Valve has been dealing with a string of controversies regarding what games are allowed on its popular Steam marketplace. Valve's mixed-messaging on various games have left customers and developers confused over what is and isn't allowed on the platform. Today Valve finally gives an answer to the confusion. What's allowed on Steam? Pretty much anything.
Confusion about the company's Steam policy have been a regular point of discussion lately after Valve seemingly flip-flopped on whether sexually-explicit visual novels were allowed on the platform (they're under review). The conversation continued over a game about a school shooting (it was pulled from Steam), to a game about killing babies in hell (it was allowed but had to comply with ESRB ratings).
"The online debates around these topics play out inside Valve as well. We don't all agree on what deserves to be on the Store," writes Valve's Erik Johnson in a Steam blog post. He admits that the company's case-by-case review of games is subject to the same debates as Valve's community. So rather than struggle with the deliberations, Valve is going to open the floodgates. Or at least open them in a measured way.
"Recently there's been a bunch of community discussion around what kind of games we're allowing on the Steam Store. As is often the case, the discussion caused us to spend some time examining what we're doing, why we're doing it, and how we could do it better," explains Johnson. "We've decided that the right approach is to allow everything onto the Steam Store, except for things that we decide are illegal, or straight up trolling."
This means that Valve will police less what goes on the store but will continue to make reviews of games for legality based on laws around the world. They'll also ask more from developers to detail problematic content in their games and will sever ties with devs that lie or misrepresent what's in their games.
So that customers don't see content they might find objectionable or not within their interests, Valve will expand tools that will help customers control what kind of games they see on Steam. "So if you don't want to see anime games on your Store, you'll be able to make that choice," writes Johnson.

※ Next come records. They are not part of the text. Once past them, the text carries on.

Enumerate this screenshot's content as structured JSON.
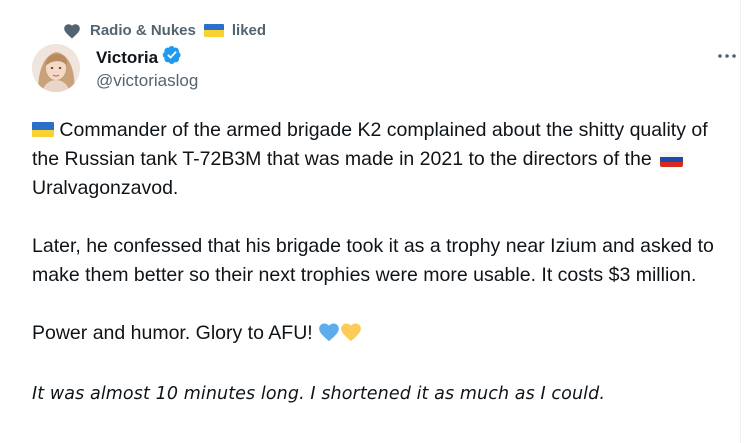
{
  "social_context": {
    "user": "Radio & Nukes",
    "flag": "ukraine-flag",
    "action": "liked"
  },
  "author": {
    "name": "Victoria",
    "verified": true,
    "handle": "@victoriaslog"
  },
  "tweet": {
    "p1_a": " Commander of the armed brigade K2 complained about the shitty quality of the Russian tank T-72B3M that was made in 2021 to the directors of the ",
    "p1_b": " Uralvagonzavod.",
    "p2": "Later, he confessed that his brigade took it as a trophy near Izium and asked to make them better so their next trophies were more usable. It costs $3 million.",
    "p3": "Power and humor. Glory to AFU! ",
    "p4": "It was almost 10 minutes long. I shortened it as much as I could."
  },
  "icons": {
    "heart": "heart-icon",
    "verified": "verified-badge-icon",
    "more": "more-options-icon"
  },
  "colors": {
    "verified_blue": "#1d9bf0",
    "secondary_text": "#536471",
    "heart_blue": "#5dadec",
    "heart_yellow": "#fdcb58"
  }
}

There's no delivery date on when these changes will take place, but it sounds like Valve still needs to deliver guidelines and expectations of what its new policies will mean for developers who want their games on Steam. "If you're a player, we should be choosing for you what content you can or can't buy. If you're a developer, we shouldn't be choosing what content you're allowed to create. Those choices should be yours to make."